What Is a Slot?

A slot is an opening, typically in the form of a hole or groove, into which something can be inserted or into which someone can move. The term is also used to refer to a position or rank, especially in a group, series, or sequence.

In computing, a slot is an expansion port that holds a circuit board and provides additional connectivity to components such as video cards, sound cards, and hard drives. The slots on a motherboard are usually color-coded to indicate their function. A slot may also be used to describe a reserved space on a disk or in memory that is not allocated to a particular task, allowing the user to save or delete data without affecting other applications.

Unlike traditional slot machines that use mechanical reels to spin, modern video slots are programmed with random number generators to produce results for each spin. The numbers are generated by a program that randomly selects symbols and positions them on the screen. The player can then activate a reel to reveal the winning combination of symbols and credits. Modern slots may include multiple paylines, Wilds (substitutes for other symbols), and bonus games.

Charles Fey improved on the Sittman and Pitt slot machine by adding an automatic payout and a third reel. He also changed the poker-like symbols to horseshoes, diamonds, hearts, and liberty bells, which gave his machine its name.
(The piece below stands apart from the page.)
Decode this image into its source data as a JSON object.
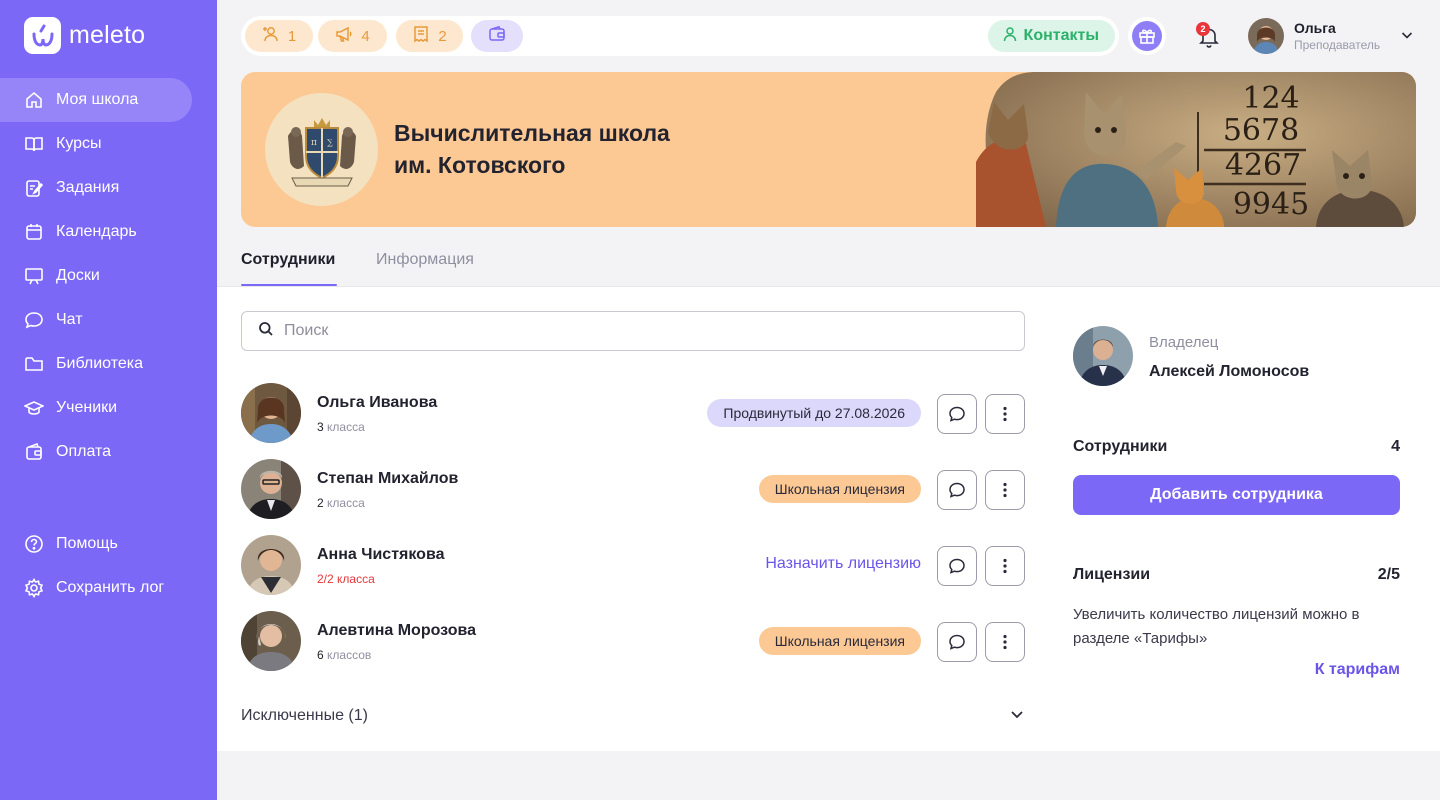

Fey’s machine was more popular than its predecessors and led to the growth of the gambling industry.

The odds of a slot machine hitting are dependent on the number of paylines it has and how much the player bets per line. Players should try to play on a machine with a high return-to-player percentage, which can be found by checking state gaming reports. These reports are available to the public online.

Many myths about slot machines have emerged, some of which are counterproductive to the player’s money management goals. For example, changing machines after a jackpot win is a common mistake. The machine is not “due to hit” again for some time, and the odds of hitting a jackpot are no different than if you hadn’t changed machines.

There are many different types of slots, and each has its own special features and payouts. Some slots are progressive, meaning that a percentage of each bet goes toward the cumulative jackpot. Others are stand-alone machines that offer a fixed amount of money if the winning symbol appears on the reels. Still others have bonus features such as scatters or free spins that increase the chances of a big win.

Some slots have a specific theme, such as a city, movie, or television show. These slots often feature characters or objects related to the theme, and they offer bonus features that align with the overall storyline. For instance, a slot featuring the TV show Friends can have a bonus round where players touch packages to reveal prizes. Other bonuses are triggered by the appearance of certain symbols or combinations of symbols, such as stylized lucky sevens.